Kristian Niemietz
7 May 2013
3 comments

There are a number of theories about why government spending in developed countries has such a persistent upward tendency, only coming to a halt once the public has been so thoroughly milked that...
Philip Booth
3 May 2013
1 comment

In the wake of Mrs. Thatcher’s death, there has been much discussion about her economic record and her political achievements. However, one of the more annoying points that people try to...
Kristian Niemietz
2 May 2013
2 comments

Nobody quite remembers when and why this law originally came to pass, but at some point in the distant past, the government of Analogistan introduced a nationwide statutory limit on the amount of...
Philip Booth
1 May 2013
3 comments

In 2008 the United Kingdom's Treasury department, writing about the potential 'benefits' of Solvency II, said: "Solvency II is based on a three-pillar approach used in the Basel II...
Kristian Niemietz
30 April 2013
3 comments

The central plank of the coalition’s welfare reform programme is finally being rolled out. By merging several major benefits and tax credits into one payment – the new universal...
Steve Davies
29 April 2013
1 comment
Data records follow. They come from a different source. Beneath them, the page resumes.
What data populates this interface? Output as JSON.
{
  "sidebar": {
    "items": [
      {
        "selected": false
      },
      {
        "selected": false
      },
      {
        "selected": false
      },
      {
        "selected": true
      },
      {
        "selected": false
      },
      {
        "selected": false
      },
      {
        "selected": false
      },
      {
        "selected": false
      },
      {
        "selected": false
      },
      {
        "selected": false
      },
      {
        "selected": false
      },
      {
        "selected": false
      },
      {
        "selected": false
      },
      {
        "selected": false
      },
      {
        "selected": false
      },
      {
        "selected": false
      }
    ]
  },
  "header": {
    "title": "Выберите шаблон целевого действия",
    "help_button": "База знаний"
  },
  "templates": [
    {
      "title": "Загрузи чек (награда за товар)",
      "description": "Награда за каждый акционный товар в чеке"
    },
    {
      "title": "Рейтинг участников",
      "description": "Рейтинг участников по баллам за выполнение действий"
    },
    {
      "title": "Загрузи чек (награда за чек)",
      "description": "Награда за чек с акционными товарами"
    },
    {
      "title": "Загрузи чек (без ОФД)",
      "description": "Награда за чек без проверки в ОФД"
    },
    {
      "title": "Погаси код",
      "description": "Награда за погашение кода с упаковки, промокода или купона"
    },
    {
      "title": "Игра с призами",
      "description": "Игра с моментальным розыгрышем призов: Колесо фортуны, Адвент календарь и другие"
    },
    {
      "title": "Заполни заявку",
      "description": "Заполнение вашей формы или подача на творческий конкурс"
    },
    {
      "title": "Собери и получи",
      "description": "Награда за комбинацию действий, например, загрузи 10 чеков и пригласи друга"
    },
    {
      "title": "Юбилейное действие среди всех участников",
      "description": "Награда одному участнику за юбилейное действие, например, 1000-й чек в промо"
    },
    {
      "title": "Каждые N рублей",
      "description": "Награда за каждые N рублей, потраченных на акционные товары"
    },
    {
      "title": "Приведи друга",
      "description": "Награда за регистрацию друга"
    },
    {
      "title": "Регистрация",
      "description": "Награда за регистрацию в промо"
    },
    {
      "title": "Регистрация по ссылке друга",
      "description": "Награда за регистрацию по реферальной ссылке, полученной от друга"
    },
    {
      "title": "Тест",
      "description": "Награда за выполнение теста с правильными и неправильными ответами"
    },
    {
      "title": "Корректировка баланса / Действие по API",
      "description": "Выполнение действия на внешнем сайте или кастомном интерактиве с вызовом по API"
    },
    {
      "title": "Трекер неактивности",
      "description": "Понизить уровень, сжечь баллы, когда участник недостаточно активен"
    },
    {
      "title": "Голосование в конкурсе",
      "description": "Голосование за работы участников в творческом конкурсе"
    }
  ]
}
In an earlier blog post, Philip Booth discussed the likely scenarios for Scottish monetary policy in the event of Scottish independence and the difficulties, both political and economic, associated...
Philip Booth
26 April 2013
3 comments
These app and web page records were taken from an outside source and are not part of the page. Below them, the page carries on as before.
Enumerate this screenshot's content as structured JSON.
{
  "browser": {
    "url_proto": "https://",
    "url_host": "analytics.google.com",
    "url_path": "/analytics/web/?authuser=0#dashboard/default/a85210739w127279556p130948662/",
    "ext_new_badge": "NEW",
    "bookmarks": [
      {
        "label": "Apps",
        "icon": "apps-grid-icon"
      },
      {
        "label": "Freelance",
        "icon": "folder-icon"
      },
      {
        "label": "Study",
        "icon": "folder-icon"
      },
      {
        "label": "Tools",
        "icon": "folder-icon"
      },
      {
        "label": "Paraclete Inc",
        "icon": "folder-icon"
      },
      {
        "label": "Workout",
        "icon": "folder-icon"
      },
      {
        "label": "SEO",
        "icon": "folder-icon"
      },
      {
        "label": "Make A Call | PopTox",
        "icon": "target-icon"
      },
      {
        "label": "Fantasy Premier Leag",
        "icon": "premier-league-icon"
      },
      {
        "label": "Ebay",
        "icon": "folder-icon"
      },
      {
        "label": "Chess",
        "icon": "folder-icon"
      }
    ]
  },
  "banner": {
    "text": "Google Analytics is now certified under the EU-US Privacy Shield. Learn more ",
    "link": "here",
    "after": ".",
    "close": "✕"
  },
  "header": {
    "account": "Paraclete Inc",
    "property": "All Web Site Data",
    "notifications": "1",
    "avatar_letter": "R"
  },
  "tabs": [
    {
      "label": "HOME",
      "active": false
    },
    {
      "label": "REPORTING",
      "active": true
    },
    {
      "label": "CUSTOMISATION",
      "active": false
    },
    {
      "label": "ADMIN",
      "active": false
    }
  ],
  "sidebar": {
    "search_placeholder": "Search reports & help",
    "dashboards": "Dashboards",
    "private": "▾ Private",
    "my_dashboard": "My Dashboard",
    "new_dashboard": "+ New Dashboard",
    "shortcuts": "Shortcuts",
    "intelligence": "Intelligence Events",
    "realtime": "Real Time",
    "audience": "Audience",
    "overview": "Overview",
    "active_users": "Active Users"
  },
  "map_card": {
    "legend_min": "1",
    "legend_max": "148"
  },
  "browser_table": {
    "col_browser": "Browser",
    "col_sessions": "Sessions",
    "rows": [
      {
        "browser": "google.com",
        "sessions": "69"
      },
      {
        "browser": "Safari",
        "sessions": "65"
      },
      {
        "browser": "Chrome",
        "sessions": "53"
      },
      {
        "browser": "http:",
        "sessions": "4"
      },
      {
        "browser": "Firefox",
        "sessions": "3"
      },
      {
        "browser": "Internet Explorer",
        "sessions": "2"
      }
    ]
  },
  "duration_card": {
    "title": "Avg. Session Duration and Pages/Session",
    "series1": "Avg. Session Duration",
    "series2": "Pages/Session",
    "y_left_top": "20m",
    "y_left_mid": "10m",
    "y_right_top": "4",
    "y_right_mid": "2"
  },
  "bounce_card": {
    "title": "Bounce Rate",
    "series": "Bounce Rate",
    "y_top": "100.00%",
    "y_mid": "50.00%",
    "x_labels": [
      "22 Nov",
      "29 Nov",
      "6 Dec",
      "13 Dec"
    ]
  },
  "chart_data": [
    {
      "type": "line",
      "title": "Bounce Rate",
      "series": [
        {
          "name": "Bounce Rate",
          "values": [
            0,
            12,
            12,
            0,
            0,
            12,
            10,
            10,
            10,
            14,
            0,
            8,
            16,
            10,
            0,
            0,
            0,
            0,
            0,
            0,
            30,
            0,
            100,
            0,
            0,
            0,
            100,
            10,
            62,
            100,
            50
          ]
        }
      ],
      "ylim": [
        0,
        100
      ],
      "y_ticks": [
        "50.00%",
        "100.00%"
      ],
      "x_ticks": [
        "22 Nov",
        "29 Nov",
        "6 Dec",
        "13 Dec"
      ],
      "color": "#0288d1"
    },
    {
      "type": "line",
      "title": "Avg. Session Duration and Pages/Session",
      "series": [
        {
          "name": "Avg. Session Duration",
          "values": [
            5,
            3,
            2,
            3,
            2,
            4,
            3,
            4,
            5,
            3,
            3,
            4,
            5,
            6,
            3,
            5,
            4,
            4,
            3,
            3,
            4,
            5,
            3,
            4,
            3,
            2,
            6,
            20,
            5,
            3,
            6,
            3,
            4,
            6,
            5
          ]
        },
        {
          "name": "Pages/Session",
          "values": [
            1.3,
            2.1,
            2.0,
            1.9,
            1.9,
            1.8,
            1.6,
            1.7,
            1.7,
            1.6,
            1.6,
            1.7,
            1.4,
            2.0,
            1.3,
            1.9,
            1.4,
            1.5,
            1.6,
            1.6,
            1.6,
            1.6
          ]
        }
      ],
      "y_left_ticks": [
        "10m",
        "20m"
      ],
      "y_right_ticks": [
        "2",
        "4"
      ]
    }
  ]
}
Of course, more regulation is just what the British economy needs. In particular, we need more regulation of those very small businesses that are struggling to get access to finance. Those routes...
Steven Kates
25 April 2013
14 comments

I was given a copy of John Kenneth Galbraith's 1975 treatise which goes by the name of Money: Whence it Came, Where it Went. And there on pages 218-19 we find this: ‘Until Keynes, Say...
Christopher Snowdon
24 April 2013
3 comments

More than fifty years have passed since bookmakers and casinos were legalised in Britain, but gambling remains at least partially taboo in some quarters. Few now remember the concerns raised about...
Philip Booth
23 April 2013
4 comments

Today the Treasury has released a report on the potential currency arrangements for an independent Scotland. Here, I will leave aside the issues of who ‘owns’ the Bank of England and...
Eric Crampton
22 April 2013
comments

New Zealand introduced deposit insurance in 2008, during the recent financial crisis. In the middle of an election campaign, and terrified that the failure of some finance companies could lead to...
Len Shackleton
19 April 2013
comments

  It was interesting to read in The Times this week that many American companies which offer health insurance are fining employees who do not maintain their weight below a certain...
Kristian Niemietz
18 April 2013
comments

The purpose of a think tank – the clue is in the name – is to think big and holistically. When others talk about the colour of the curtains, we are supposed to be talking about the...
Kristian Niemietz
17 April 2013
11 comments

The conventional wisdom in the mainstream poverty literature is that Margaret Thatcher’s policies caused an explosion of poverty. As one standard work puts it: ‘During the 1960s, just...
Stephanie Lis
16 April 2013
2 comments

In economically uncertain times, the government should strive to remove all blockages to employment, not create more. The national minimum wage is one such blockage. Whilst forced pay hikes may...
Philip Booth
12 April 2013
comments

Today the IEA published a monograph, The Euro: the Beginning, the Middle and…the End? Given the meeting of EU finance ministers today, there is certainly some food for thought in the...
Kristian Niemietz
11 April 2013
1 comment

The Right-to-Buy programme, which enabled council tenants to buy the home they lived in at a discount price, was one of Margaret Thatcher’s less controversial policies during her time...
Philip Booth
10 April 2013
comments

There is a myth gaining traction that Margaret Thatcher’s deregulation of the City through the Big Bang in 1986 ultimately led to the crash of 2008. This is part of the reductionist...